Noblesse Oblige was received with favourable reviews. --------------------------------------- Unabashedly snobbish and devastatingly witty, Miss Mitford achieved enormous success and popularity as one of Britain's most piercing observers of social manners... Indeed, one of Miss Mitford's pet concerns entered the history of obscure literary debates when, in 1955, she published perhaps her most famous essay on upper-class and non-upper-class forms of speech. The essay sparked such a controversy in Britain, with responses from many major literary figures, that Miss Mitford was compelled a year later to bring out a thin book, "Noblesse Oblige," with her disquisition on the subject as its centerpiece. Her argument, a set-piece even today among literary parlor games, was that the more elegant euphemism used for any word is usually the non-upper-class thing to say-or, in Miss Mitford's words, simply non-U. Thus: It is very non-U to say "dentures"; "false teeth" will do. Ill is non-U; sick is U. The non-U person resides at his home. The U person lives in his house. And so forth. - The New York Times - - - In these days of penurious peers and vanishing stately homes, how can one tell whether an Englishman is a genuine member of the Upper Class? Last week, in a slim anthology of aristocratic manners edited by aristocratic Novelist Nancy Mitford (Noblesse Oblige; Hamish Hamilton), England got an answer that has managed to stir up everyone from Novelist Graham Greene to Actor John Loder. Not since Humorist Stephen Potter launched the cult of gamesmanship had the nation been so obsessed as it was over the difference between U (Upper Class) and non-U. - Time Magazine - - -

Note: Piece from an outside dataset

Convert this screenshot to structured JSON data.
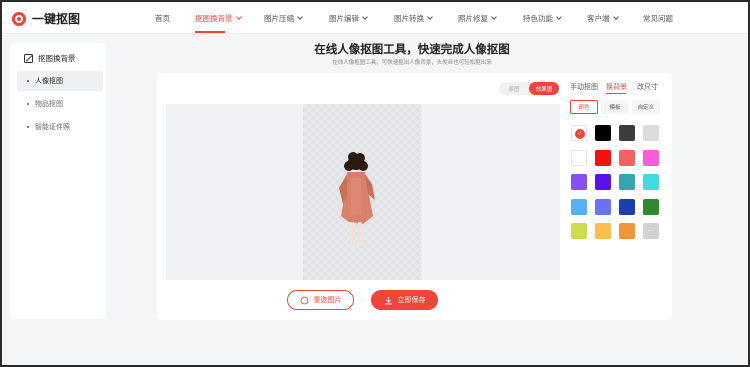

Tanning to pages. Cracking to spine repaired with tape. Tanning and foxing to covers and spine. Spine is torn at base. A well-read copy.